_Instructions to follow_. Without any pictures, copy the records below once more, exactly as they are.

Web page and app entries
>>

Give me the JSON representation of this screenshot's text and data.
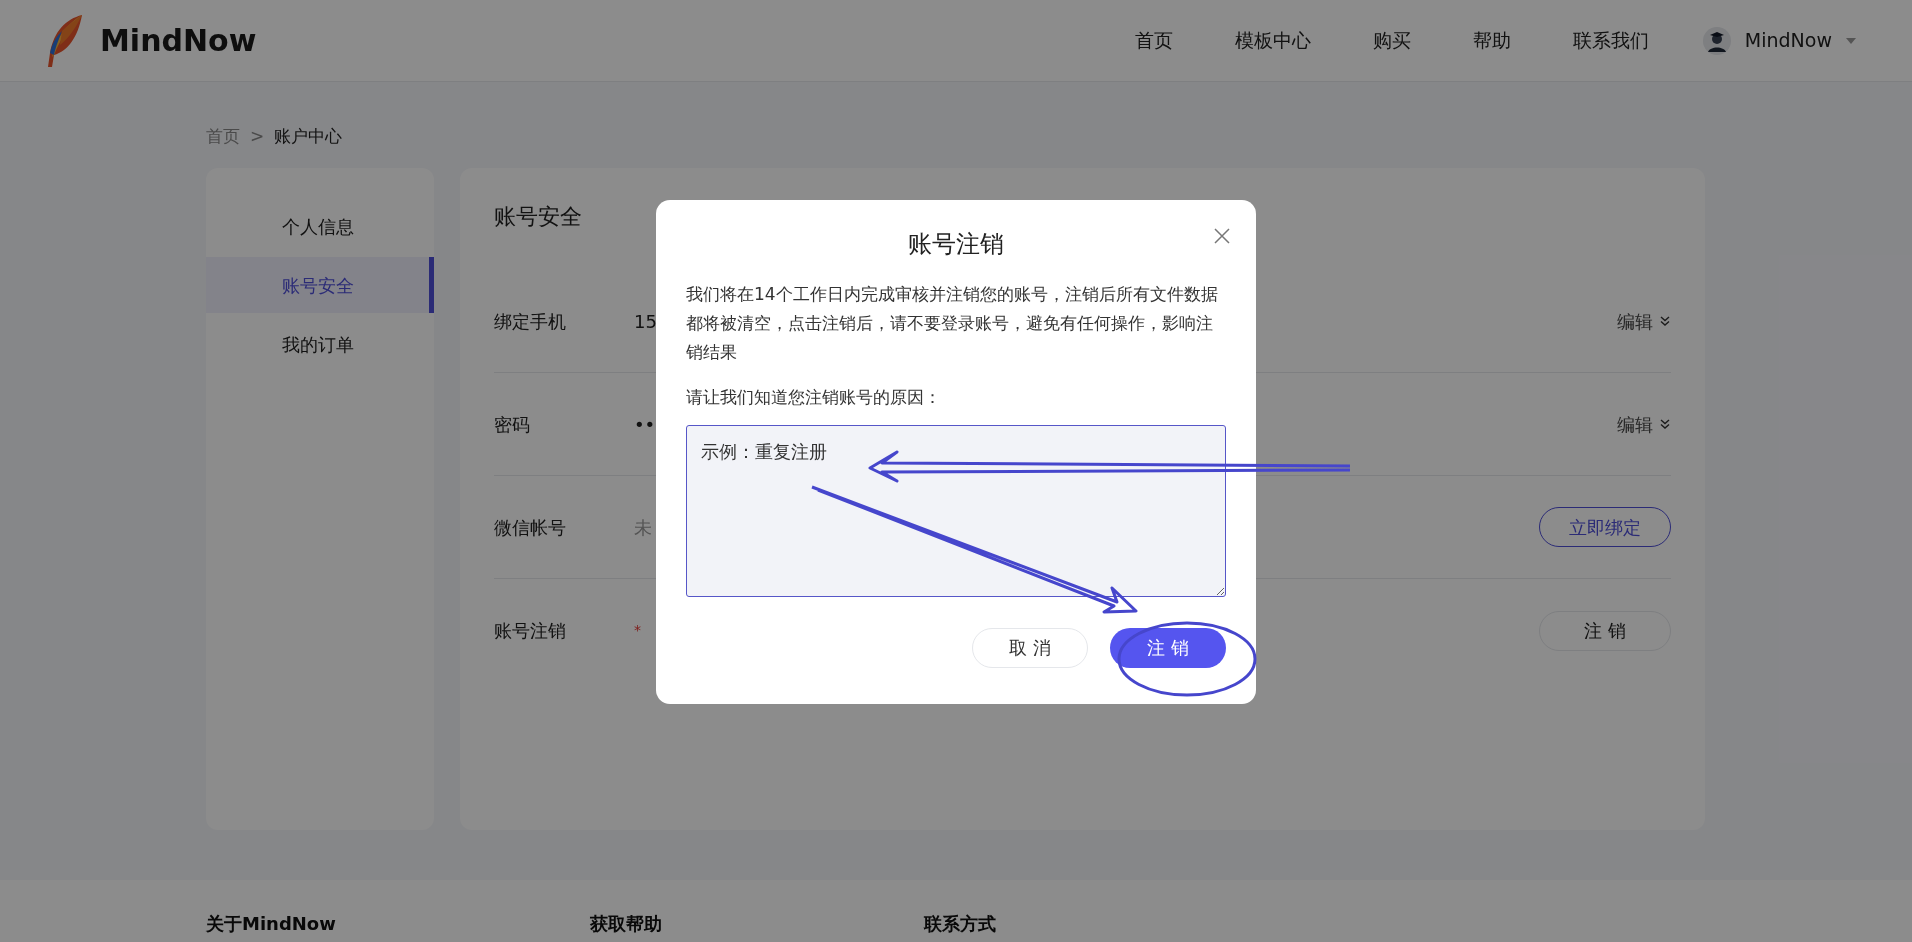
{
  "header": {
    "logo_text": "MindNow",
    "nav": [
      "首页",
      "模板中心",
      "购买",
      "帮助",
      "联系我们"
    ],
    "user": {
      "name": "MindNow"
    }
  },
  "breadcrumb": {
    "items": [
      "首页",
      "账户中心"
    ],
    "separator": ">"
  },
  "sidebar": {
    "items": [
      {
        "label": "个人信息",
        "selected": false
      },
      {
        "label": "账号安全",
        "selected": true
      },
      {
        "label": "我的订单",
        "selected": false
      }
    ]
  },
  "panel": {
    "title": "账号安全",
    "rows": [
      {
        "label": "绑定手机",
        "value": "15",
        "value_muted": false,
        "action": {
          "kind": "link",
          "label": "编辑"
        }
      },
      {
        "label": "密码",
        "value": "••",
        "value_muted": false,
        "action": {
          "kind": "link",
          "label": "编辑"
        }
      },
      {
        "label": "微信帐号",
        "value": "未",
        "value_muted": true,
        "action": {
          "kind": "accent-outline",
          "label": "立即绑定"
        }
      },
      {
        "label": "账号注销",
        "marker": "*",
        "action": {
          "kind": "outline",
          "label": "注 销"
        }
      }
    ]
  },
  "modal": {
    "title": "账号注销",
    "message": "我们将在14个工作日内完成审核并注销您的账号，注销后所有文件数据都将被清空，点击注销后，请不要登录账号，避免有任何操作，影响注销结果",
    "prompt": "请让我们知道您注销账号的原因：",
    "reason_value": "示例：重复注册",
    "buttons": [
      {
        "label": "取 消",
        "kind": "secondary"
      },
      {
        "label": "注 销",
        "kind": "primary"
      }
    ]
  },
  "footer": {
    "headings": [
      "关于MindNow",
      "获取帮助",
      "联系方式"
    ]
  }
}
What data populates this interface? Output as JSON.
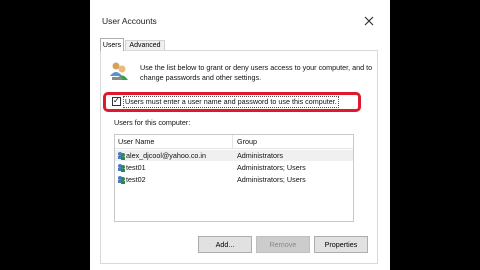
{
  "window": {
    "title": "User Accounts"
  },
  "tabs": [
    {
      "label": "Users"
    },
    {
      "label": "Advanced"
    }
  ],
  "intro": {
    "text": "Use the list below to grant or deny users access to your computer, and to change passwords and other settings."
  },
  "requirement": {
    "label": "Users must enter a user name and password to use this computer.",
    "checked": true,
    "check_glyph": "✓"
  },
  "list": {
    "caption": "Users for this computer:",
    "columns": [
      "User Name",
      "Group"
    ],
    "rows": [
      {
        "user": "alex_djcool@yahoo.co.in",
        "group": "Administrators"
      },
      {
        "user": "test01",
        "group": "Administrators; Users"
      },
      {
        "user": "test02",
        "group": "Administrators; Users"
      }
    ]
  },
  "buttons": {
    "add": "Add...",
    "remove": "Remove",
    "properties": "Properties"
  },
  "colors": {
    "highlight": "#e0182d",
    "background": "#000000"
  }
}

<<

_Expected output_.
Give me the JSON representation of this screenshot's text and data.
{
  "header": {
    "logo_text": "MindNow",
    "nav": [
      "首页",
      "模板中心",
      "购买",
      "帮助",
      "联系我们"
    ],
    "user": {
      "name": "MindNow"
    }
  },
  "breadcrumb": {
    "items": [
      "首页",
      "账户中心"
    ],
    "separator": ">"
  },
  "sidebar": {
    "items": [
      {
        "label": "个人信息",
        "selected": false
      },
      {
        "label": "账号安全",
        "selected": true
      },
      {
        "label": "我的订单",
        "selected": false
      }
    ]
  },
  "panel": {
    "title": "账号安全",
    "rows": [
      {
        "label": "绑定手机",
        "value": "15",
        "value_muted": false,
        "action": {
          "kind": "link",
          "label": "编辑"
        }
      },
      {
        "label": "密码",
        "value": "••",
        "value_muted": false,
        "action": {
          "kind": "link",
          "label": "编辑"
        }
      },
      {
        "label": "微信帐号",
        "value": "未",
        "value_muted": true,
        "action": {
          "kind": "accent-outline",
          "label": "立即绑定"
        }
      },
      {
        "label": "账号注销",
        "marker": "*",
        "action": {
          "kind": "outline",
          "label": "注 销"
        }
      }
    ]
  },
  "modal": {
    "title": "账号注销",
    "message": "我们将在14个工作日内完成审核并注销您的账号，注销后所有文件数据都将被清空，点击注销后，请不要登录账号，避免有任何操作，影响注销结果",
    "prompt": "请让我们知道您注销账号的原因：",
    "reason_value": "示例：重复注册",
    "buttons": [
      {
        "label": "取 消",
        "kind": "secondary"
      },
      {
        "label": "注 销",
        "kind": "primary"
      }
    ]
  },
  "footer": {
    "headings": [
      "关于MindNow",
      "获取帮助",
      "联系方式"
    ]
  }
}
What data populates this interface? Output as JSON.
{
  "window": {
    "title": "User Accounts"
  },
  "tabs": [
    {
      "label": "Users"
    },
    {
      "label": "Advanced"
    }
  ],
  "intro": {
    "text": "Use the list below to grant or deny users access to your computer, and to change passwords and other settings."
  },
  "requirement": {
    "label": "Users must enter a user name and password to use this computer.",
    "checked": true,
    "check_glyph": "✓"
  },
  "list": {
    "caption": "Users for this computer:",
    "columns": [
      "User Name",
      "Group"
    ],
    "rows": [
      {
        "user": "alex_djcool@yahoo.co.in",
        "group": "Administrators"
      },
      {
        "user": "test01",
        "group": "Administrators; Users"
      },
      {
        "user": "test02",
        "group": "Administrators; Users"
      }
    ]
  },
  "buttons": {
    "add": "Add...",
    "remove": "Remove",
    "properties": "Properties"
  },
  "colors": {
    "highlight": "#e0182d",
    "background": "#000000"
  }
}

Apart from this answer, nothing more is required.